| HITECH widens the scope of privacy and security protections available under HIPAA, and increases the potential legal liability for non-compliance. The goal of the HITECH Act was to accelerate the adoption of electronic health records Industry wide, and at the same time, establish a national healthcare infrastructure to support the seamless exchange of PHI.
We know that patient privacy is important to you. If it weren't, you wouldn't be reading this. It is likewise clearly important to your patients. The objectives of this framework are to explain the breach notification regulations in simple terms, and provide stakeholders with guidelines and tools for implementing, refining and measuring breach notification policies and procedures.
As we stated in previous articles, there is no one right way to go about this. Further, because the technology and healthcare industries are growing and changing every day, breach notification policies and procedures manuals will never gather dust. If you reconcile yourself to the fact that this is an ongoing process, you'll have an easier ride. The goal is to help you put workable policies and procedures in place that conform to the HITECH regulations, as best as practicable for your organization.
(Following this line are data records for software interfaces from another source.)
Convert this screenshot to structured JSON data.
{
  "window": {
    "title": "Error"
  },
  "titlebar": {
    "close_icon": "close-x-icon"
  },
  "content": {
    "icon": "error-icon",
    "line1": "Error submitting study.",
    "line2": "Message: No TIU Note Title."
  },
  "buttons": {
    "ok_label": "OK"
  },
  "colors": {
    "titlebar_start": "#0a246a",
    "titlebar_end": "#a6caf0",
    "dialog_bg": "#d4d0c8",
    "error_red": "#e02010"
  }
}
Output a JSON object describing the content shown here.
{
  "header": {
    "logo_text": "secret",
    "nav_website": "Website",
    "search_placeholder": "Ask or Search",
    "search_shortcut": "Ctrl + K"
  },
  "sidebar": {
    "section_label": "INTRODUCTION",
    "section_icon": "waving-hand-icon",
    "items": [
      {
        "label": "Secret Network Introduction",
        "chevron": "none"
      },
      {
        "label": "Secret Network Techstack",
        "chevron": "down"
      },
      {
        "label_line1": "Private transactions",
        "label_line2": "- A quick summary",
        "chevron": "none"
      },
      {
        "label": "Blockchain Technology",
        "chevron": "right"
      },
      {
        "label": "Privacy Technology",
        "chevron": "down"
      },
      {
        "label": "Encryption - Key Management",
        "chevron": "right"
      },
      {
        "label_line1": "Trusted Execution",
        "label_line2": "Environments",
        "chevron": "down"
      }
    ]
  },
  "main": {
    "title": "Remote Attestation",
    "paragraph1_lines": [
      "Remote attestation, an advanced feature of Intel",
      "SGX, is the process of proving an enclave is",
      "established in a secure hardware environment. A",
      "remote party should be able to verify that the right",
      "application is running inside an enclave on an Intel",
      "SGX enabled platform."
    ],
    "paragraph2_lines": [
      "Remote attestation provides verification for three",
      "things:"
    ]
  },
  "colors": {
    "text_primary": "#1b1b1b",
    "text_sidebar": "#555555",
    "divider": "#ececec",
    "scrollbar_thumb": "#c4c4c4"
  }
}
This article provides an overview of what should be contained in a HITECH Breach Notification Framework. Additionally, we cannot ignore the "Wall of Shame." As required by section 13402(e)(4) of the HITECH Act, the Secretary must post on its website a list of breaches of unsecured PHI affecting 500 or more individuals. This framework may help keep you off of that list.
The breach notification requirements applicable to covered entities and business associates, are controlled by Section 13402 of the HITECH Act, and by the recent guidance provided by HHS in the PDF found here. HHS' Interim Final Rule on breach notification went into effect on September 23, 2009. The newly added regulations (45 CFR Subpart D) can be found here.
If you are familiar with the regulations, or you clicked on the preceding links, you know that the breach notification requirements are highly technical, triggered under certain specified conditions, and controlled via stringent timeframes. Accordingly, it is critical to have a plan of action in place before a breach occurs.
Embrace the philosophy that the best defense is a good offense. Assume that a breach of unsecured PHI will occur, and prepare, adjust, and repeat. Why? There is simply too much PHI that will continue to exist in a form (i.e. unencrypted and/or not disposed of properly) to allow the HITECH safe harbor (generally available if PHI is in a form that is unusable, unreadable or indecipherable) to be universally applicable. Additionally, the timeframes for providing notification are short. Immediately after the clock starts ticking, you want to begin implementing your plan of action, not developing one.
This framework will help put in place a set of tools that will allow your organization to be rapid response ready. If you already have a plan in place, this framework will serve as a backstop to ensure that, in addition to being HIPAA compliant, your plan is HITECH ready.
To determine whether you are dealing with a breach that requires notification under HITECH, you will need to be able to answer the following questions, and take appropriate action:
1. Was there an impermissible use or disclosure of unsecured PHI?
2. Was the use or disclosure a violation of the HIPAA Privacy or Security Rules?
3. Was there significant risk of financial, reputational or other harm to the patient?
4. Does an exception to the breach rules apply?
| About Us
We help companies safely and securely do business on the web, in accordance with applicable law. How? By helping them reduce risk. Privacy and security compliance issues are merely a subset of legal issues that online businesses face. This is equally true for eCommerce sites as it is for healthcare providers, facilities, and vendors.
We take a partnering and collaborative approach in our legal practice. If you would like to see specific topics covered in this newsletter then please let us know.
The Digital Business Law Group, P.A.